3. The scenery is epic
Greenland, in particular, is one of the most spectacular places I have ever been. Far from just being covered in snow and ice, this dramatic polar region has surprisingly diverse landscapes that are all as awe-inspiring as each other – ranging from colourful mountains, red earth, pebbly beaches, tundra with wild blueberries, mosses and wildflowers to rivers, lakes, glaciers and icebergs.
4. You can see the Northern Lights
One of the main reasons to go to the Arctic is to see the Northern Lights (aurora borealis), an unbelievable natural phenomenon where eerie green, pink and white lights dance across the night sky. During the Arctic winter, there are numerous amazing places where you can enjoy this spectacle in Lapland and Iceland. On Spitsbergen, between November and January, you can sometimes see the Northern Lights even during the day as it is so dark.
5. Father Christmas lives there
In the festive season, you can give your children a truly enchanting experience by taking them to meet Father Christmas himself in Finnish Lapland. With our close connection to the Elves, the great man himself will know your little one’s favourite toys, colours and the name of his or her best friend, making the visit even more magical.
6. It is a real adventure
Embarking on a literal voyage of discovery is not something we often do on holiday, but setting sail aboard a ship in the Arctic is a true expedition. The anticipation as you pull away from the port and civilisation is tangible, and that frisson continues for the whole cruise as every day is unpredictable and new. And on land, what could be more intrepid than traversing the great white wilderness on snowshoes or gearing up your own team of sled dogs and racing your friends.

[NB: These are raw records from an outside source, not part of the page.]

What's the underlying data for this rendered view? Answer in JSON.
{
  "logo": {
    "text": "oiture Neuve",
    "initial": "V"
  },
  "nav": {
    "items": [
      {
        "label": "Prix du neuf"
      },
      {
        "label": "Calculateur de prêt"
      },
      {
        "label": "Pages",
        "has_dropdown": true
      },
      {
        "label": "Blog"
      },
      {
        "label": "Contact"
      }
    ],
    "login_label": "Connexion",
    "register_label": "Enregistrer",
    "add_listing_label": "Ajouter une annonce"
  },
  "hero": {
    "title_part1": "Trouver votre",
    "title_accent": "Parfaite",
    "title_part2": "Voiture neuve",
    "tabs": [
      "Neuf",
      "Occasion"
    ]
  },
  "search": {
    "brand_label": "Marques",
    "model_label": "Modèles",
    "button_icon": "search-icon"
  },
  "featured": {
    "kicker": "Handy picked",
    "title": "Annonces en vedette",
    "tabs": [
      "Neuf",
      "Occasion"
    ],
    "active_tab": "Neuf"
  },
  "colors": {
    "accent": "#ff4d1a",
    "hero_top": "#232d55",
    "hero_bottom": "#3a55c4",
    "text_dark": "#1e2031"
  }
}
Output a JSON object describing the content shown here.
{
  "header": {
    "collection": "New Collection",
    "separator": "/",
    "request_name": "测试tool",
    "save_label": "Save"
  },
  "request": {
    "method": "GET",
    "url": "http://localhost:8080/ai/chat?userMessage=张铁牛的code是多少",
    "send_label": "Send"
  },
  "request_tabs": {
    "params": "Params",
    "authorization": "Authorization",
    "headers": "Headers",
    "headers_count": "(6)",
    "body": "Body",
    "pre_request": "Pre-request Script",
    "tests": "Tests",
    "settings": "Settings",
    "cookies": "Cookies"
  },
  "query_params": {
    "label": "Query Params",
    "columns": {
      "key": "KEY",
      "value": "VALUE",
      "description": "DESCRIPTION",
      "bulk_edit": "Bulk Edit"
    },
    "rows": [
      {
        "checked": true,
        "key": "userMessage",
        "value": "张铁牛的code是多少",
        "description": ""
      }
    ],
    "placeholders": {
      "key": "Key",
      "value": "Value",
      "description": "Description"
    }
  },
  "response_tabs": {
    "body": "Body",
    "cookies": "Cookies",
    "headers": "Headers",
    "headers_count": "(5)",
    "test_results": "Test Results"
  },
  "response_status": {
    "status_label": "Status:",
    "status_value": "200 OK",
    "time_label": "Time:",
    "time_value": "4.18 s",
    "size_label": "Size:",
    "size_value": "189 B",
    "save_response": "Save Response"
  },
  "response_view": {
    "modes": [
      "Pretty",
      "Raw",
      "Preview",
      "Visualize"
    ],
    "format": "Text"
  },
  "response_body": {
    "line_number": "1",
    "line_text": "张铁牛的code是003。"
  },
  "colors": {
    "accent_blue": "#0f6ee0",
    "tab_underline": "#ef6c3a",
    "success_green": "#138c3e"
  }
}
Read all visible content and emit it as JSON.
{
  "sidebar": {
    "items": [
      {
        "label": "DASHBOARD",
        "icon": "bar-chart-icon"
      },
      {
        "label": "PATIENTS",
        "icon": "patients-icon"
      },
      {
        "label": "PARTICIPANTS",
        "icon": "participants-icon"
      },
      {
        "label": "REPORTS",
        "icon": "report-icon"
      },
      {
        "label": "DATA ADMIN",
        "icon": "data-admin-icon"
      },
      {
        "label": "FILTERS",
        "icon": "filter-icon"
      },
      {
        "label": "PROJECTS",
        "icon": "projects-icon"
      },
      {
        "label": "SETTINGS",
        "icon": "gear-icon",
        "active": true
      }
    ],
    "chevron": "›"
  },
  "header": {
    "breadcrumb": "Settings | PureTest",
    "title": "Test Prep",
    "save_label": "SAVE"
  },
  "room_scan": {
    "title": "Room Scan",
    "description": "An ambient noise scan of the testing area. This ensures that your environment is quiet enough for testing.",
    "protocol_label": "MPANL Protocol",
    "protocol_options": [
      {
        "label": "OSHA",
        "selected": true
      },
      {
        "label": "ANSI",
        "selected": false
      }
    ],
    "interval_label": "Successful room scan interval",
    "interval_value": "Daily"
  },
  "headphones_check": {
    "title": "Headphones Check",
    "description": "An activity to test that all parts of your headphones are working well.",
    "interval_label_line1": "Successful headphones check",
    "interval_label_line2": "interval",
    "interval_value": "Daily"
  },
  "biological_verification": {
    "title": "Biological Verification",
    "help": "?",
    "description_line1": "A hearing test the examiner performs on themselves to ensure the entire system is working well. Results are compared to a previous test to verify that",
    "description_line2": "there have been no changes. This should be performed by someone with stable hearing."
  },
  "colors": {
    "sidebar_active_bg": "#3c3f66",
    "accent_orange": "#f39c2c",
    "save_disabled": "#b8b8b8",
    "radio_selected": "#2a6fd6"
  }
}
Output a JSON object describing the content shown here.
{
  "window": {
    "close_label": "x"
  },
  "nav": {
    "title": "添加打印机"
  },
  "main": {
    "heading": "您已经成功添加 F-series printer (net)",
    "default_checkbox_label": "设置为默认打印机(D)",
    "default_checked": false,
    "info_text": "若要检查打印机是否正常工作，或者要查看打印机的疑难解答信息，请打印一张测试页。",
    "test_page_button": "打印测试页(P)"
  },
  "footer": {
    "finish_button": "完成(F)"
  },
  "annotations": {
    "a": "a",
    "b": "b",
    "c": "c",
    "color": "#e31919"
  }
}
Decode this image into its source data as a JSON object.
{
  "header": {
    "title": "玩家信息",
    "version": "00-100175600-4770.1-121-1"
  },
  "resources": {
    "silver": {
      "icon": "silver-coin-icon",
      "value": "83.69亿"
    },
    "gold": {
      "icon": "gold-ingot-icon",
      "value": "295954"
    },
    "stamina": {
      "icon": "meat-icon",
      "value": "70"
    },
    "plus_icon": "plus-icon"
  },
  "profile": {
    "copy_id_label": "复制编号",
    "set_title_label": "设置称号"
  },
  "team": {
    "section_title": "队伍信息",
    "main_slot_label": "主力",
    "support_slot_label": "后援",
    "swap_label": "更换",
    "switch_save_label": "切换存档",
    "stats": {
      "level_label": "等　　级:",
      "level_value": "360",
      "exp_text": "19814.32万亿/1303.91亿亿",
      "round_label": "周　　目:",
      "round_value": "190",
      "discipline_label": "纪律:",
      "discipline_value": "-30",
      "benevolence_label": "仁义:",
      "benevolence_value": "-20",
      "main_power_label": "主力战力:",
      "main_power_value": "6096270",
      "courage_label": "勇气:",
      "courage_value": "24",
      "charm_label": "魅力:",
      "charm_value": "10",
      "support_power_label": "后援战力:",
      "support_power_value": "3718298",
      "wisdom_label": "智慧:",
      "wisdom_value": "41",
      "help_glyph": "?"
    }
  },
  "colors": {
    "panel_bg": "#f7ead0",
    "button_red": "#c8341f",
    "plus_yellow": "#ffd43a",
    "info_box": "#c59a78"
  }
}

7. There are myriad exciting activities to try
There are so many fun things to do in the Arctic. The snow, of course, lends itself to skiing, snowshoeing, dog sledding and snowmobiling; and when the ice melts, you can go kayaking and even snorkelling and scuba-diving in some places.
8. The glaciology and geology are fascinating
The last Ice Age buried most of the Arctic deep underwater so, inverse to the Antarctic, it is a vast ocean surrounded by land, comprising European, Canadian and Russian territories. When the ice melts in the summer, a geologist’s dream emerges. However, the ice itself is enthralling too, and you will learn about brash ice, bergy bits, floes and more. The Greenland Ice Sheet, for example, is the world’s second-largest ice cap. Its sheer size is absolutely jaw-dropping.
9. The Arctic is a photographer’s paradise
The Arctic Circle is nirvana for keen photographers. The wild panoramas are completely pristine and the wildlife is curious, resulting in flawless shots of nature. Add to this the incredible light: if you travel in August and September, the sun will approach the horizon, momentarily touch it, before rising again, meaning you observe sunset and sunrise almost simultaneously. The multicoloured reflections on the sea and ice are impossibly beautiful.
10. The region has an interesting history
Go back to the age of great explorers and the Arctic features heavily: Robert Peary, Frederick Cook, Rear Admiral Sir John Franklin, Fridtjof Nansen, Erik the Red, Sir Edmund Hillary, Richard Weber and Roald Amundsen to name a few. All of these polar pioneers have inspirational stories, and following in their footsteps is a major draw. On expeditionary voyages, there is often an accompanying history specialist who can teach you how they paved the way in mapping and discovered this inhospitable but astonishing environment.